── Data supplied
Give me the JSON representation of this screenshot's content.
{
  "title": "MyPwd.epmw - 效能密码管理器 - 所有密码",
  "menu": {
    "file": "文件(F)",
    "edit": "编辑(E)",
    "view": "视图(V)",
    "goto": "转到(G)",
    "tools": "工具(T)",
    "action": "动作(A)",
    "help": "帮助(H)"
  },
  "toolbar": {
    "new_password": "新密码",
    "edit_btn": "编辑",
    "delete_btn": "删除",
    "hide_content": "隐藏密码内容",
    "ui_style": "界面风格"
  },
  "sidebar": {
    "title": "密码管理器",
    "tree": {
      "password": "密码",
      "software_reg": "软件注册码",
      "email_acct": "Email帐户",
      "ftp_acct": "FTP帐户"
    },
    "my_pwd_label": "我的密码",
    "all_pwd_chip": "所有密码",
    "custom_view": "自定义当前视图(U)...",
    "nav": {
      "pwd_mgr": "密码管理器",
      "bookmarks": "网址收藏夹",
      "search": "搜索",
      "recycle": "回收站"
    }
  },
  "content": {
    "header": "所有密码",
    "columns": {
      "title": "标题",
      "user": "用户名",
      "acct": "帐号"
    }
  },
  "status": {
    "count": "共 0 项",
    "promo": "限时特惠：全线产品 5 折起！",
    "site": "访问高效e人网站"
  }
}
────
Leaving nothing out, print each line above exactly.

Give me the JSON representation of this screenshot's content.
{
  "title": "MyPwd.epmw - 效能密码管理器 - 所有密码",
  "menu": {
    "file": "文件(F)",
    "edit": "编辑(E)",
    "view": "视图(V)",
    "goto": "转到(G)",
    "tools": "工具(T)",
    "action": "动作(A)",
    "help": "帮助(H)"
  },
  "toolbar": {
    "new_password": "新密码",
    "edit_btn": "编辑",
    "delete_btn": "删除",
    "hide_content": "隐藏密码内容",
    "ui_style": "界面风格"
  },
  "sidebar": {
    "title": "密码管理器",
    "tree": {
      "password": "密码",
      "software_reg": "软件注册码",
      "email_acct": "Email帐户",
      "ftp_acct": "FTP帐户"
    },
    "my_pwd_label": "我的密码",
    "all_pwd_chip": "所有密码",
    "custom_view": "自定义当前视图(U)...",
    "nav": {
      "pwd_mgr": "密码管理器",
      "bookmarks": "网址收藏夹",
      "search": "搜索",
      "recycle": "回收站"
    }
  },
  "content": {
    "header": "所有密码",
    "columns": {
      "title": "标题",
      "user": "用户名",
      "acct": "帐号"
    }
  },
  "status": {
    "count": "共 0 项",
    "promo": "限时特惠：全线产品 5 折起！",
    "site": "访问高效e人网站"
  }
}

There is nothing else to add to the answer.